Trade data released on Thursday showed that a 12.8% m-o-m decline in exports and a 2.5% uptick in imports resulted in a trade balance deficit of R9.2bn in January. Meanwhile, private-sector credit extension grew by just 3.2% y-o-y. Mortgages were down once more, while installment and leasing finances accelerated – indicative of a consumer under pressure.


Romano Harold


The US PCE data – the Fed’s preferred gauge of inflation – showed a moderation in price pressure. The PCE price index rose by 0.3% m-o-m in January, but the annual rate cooled (2.4% in January vs 2.6% in December). PCE inflation peaked at just over 7% in mid-2022. Core PCE inflation, excluding food and energy costs, increased by 0.4% m-o-m. However, the annual core PCE rate eased to 2.8% in January from 2.9% in December. This marks a year-long streak of cooling and the slowest annual increase since March 2021.

The US GDP growth estimate for Q4 was downwardly revised, but the composition of growth was more solid. Real GDP grew at an annualised rate of 3.2% q-o-q in Q4 (vs an initial 3.3% estimate), following growth of 4.9% q-o-q in Q3. The downward revision was mainly due to lower inventory investment, but consumer spending was stronger (up 3% q-o-q in Q4 vs an initial 2.8%).
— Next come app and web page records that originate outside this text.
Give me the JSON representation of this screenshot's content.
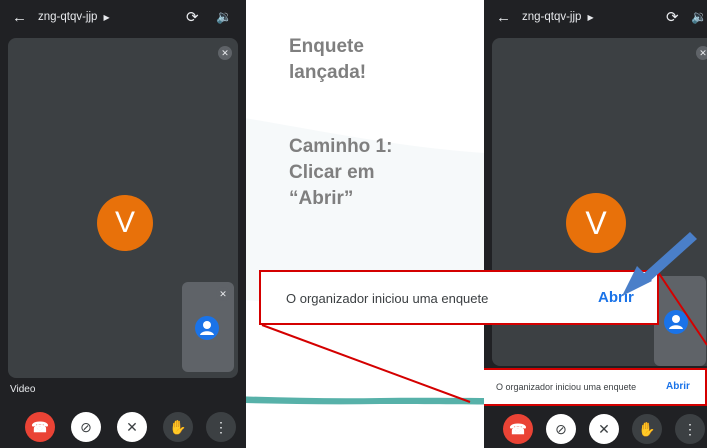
{
  "meeting": {
    "code": "zng-qtqv-jjp",
    "avatar_initial": "V",
    "video_label": "Video"
  },
  "heading": {
    "line1": "Enquete",
    "line2": "lançada!",
    "line3": "Caminho 1:",
    "line4": "Clicar em",
    "line5": "“Abrir”"
  },
  "notification": {
    "text": "O organizador iniciou uma enquete",
    "action": "Abrir"
  },
  "icons": {
    "back": "arrow-back-icon",
    "switch_camera": "switch-camera-icon",
    "speaker": "speaker-icon",
    "mic_off": "mic-off-icon",
    "end_call": "end-call-icon",
    "camera_off": "camera-off-icon",
    "raise_hand": "raise-hand-icon",
    "more": "more-vert-icon",
    "person": "person-icon"
  },
  "colors": {
    "end_call": "#ea4335",
    "avatar": "#e8710a",
    "link_blue": "#1a73e8",
    "highlight_red": "#d40000",
    "arrow_blue": "#4a7fc9"
  }
}
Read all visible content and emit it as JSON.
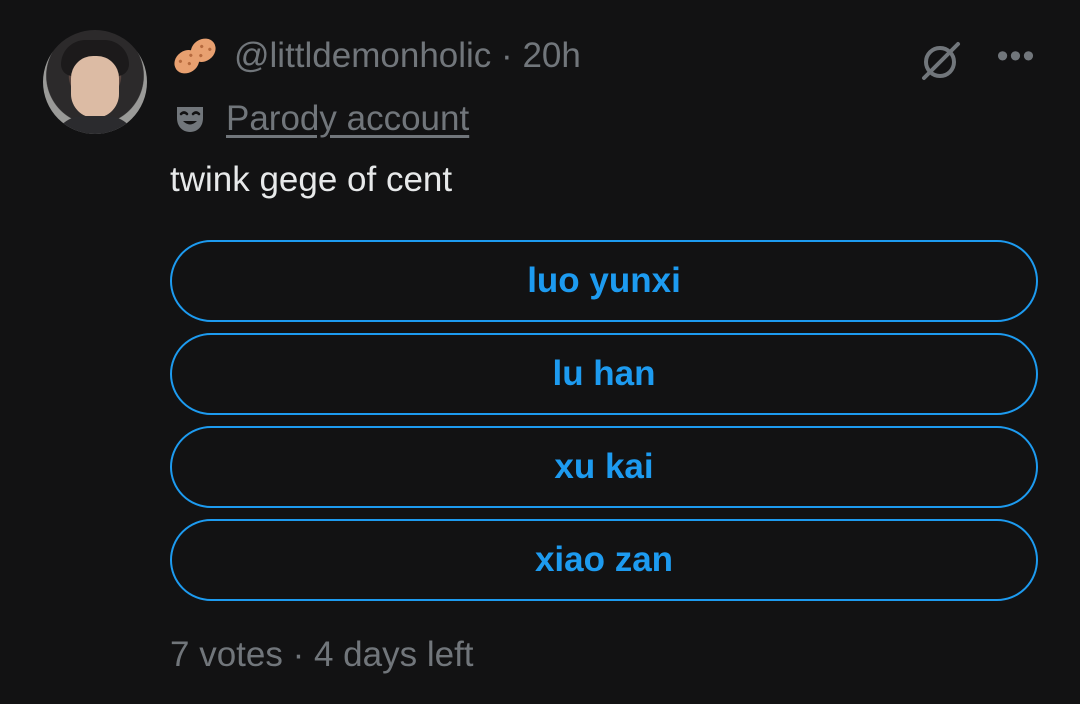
{
  "post": {
    "handle": "@littldemonholic",
    "separator": "·",
    "time": "20h",
    "parody_label": "Parody account",
    "text": "twink gege of cent",
    "icons": {
      "name_emoji": "peanut-icon",
      "parody": "mask-icon",
      "grok": "grok-icon",
      "more": "more-icon"
    }
  },
  "poll": {
    "options": [
      "luo yunxi",
      "lu han",
      "xu kai",
      "xiao zan"
    ],
    "votes_text": "7 votes",
    "separator": "·",
    "time_left": "4 days left"
  },
  "colors": {
    "background": "#121213",
    "accent": "#1d9bf0",
    "secondary_text": "#71767b",
    "primary_text": "#e7e9ea"
  }
}
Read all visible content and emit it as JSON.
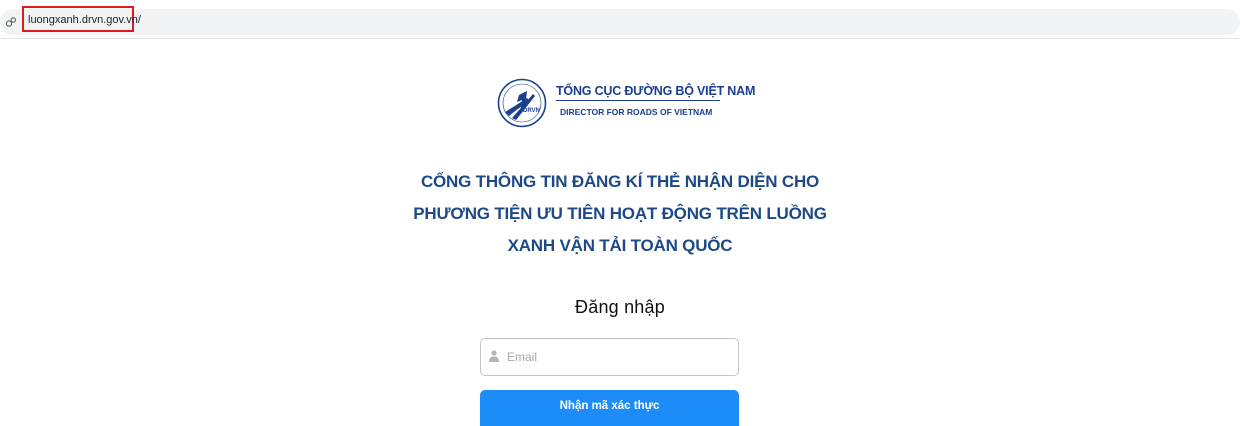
{
  "browser": {
    "url": "luongxanh.drvn.gov.vn/",
    "site_info_icon": "site-info-icon",
    "highlight_color": "#e0191f"
  },
  "logo": {
    "emblem_text": "DRVN",
    "title": "TỔNG CỤC ĐƯỜNG BỘ VIỆT NAM",
    "subtitle": "DIRECTOR FOR ROADS OF VIETNAM",
    "color": "#1b3f8f"
  },
  "portal": {
    "heading_lines": [
      "CỔNG THÔNG TIN ĐĂNG KÍ THẺ NHẬN DIỆN CHO",
      "PHƯƠNG TIỆN ƯU TIÊN HOẠT ĐỘNG TRÊN LUỒNG",
      "XANH VẬN TẢI TOÀN QUỐC"
    ],
    "heading_color": "#1d4a86"
  },
  "login": {
    "title": "Đăng nhập",
    "email_placeholder": "Email",
    "email_value": "",
    "email_icon": "user-icon",
    "submit_label": "Nhận mã xác thực",
    "button_color": "#1d8cf8"
  }
}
The US manufacturing sector faced a more challenging start to the year. After declining by 0.3% m-o-m in December, new orders for manufactured durable goods slumped by a worse-than-expected 6.1% m-o-m in January. This downturn, the most pronounced since April 2020, was attributed mainly to a 16.2% m-o-m fall in transportation equipment orders, with non-defence aircraft and parts hardest hit (down 58.9%). The weakness should thus not necessarily be sustained going forward.


Japan’s consumer inflation rate slowed in January. Headline CPI slowed to 2.2% y-o-y, the lowest since March 2022, from 2.6% y-o-y in December. The slowdown was partly due to food prices rising at the slowest pace in more than one year. Consumer prices fell flat in January after rising by 0.1% m-o-m in December. Meanwhile, core inflation cooled to a near two-year low of 2% y-o-y in January from 2.3% y-o-y in December.


In China, the official NBS manufacturing PMI edged down to 49.1 in February from 49.2 in January. Among the major subindices, the supplier’s deliveries index fell the most (48.8 in February vs 50.8 in January). This was followed by the production index, which contracted for the first time in nine months (49.8 vs 51.3). There was better news outside of manufacturing, with the NBS non-manufacturing PMI increasing to 51.4 in February from 50.7 in January. Within the non-manufacturing sectors, service activity performed better (51 vs 50.1), boosted by a longer Lunar New Year holiday. Going against the NBS print, the Caixin general manufacturing PMI increased to 50.9 in February from 50.8 in January. This was the highest reading since August 2023 and the fourth consecutive month of sector improvement. This rise was driven by the fastest growth in manufacturing production since May 2023 due to improved market conditions and higher new order volumes.


Editor:          Lisette IJssel de Schepper
Tel:               +27 (21) 808 9777

Click here for previous editions of this publication.
Please refer to the glossary on the BER website for explanations of technical terms

View PDF Version of this article

Name: US inflation pressure cools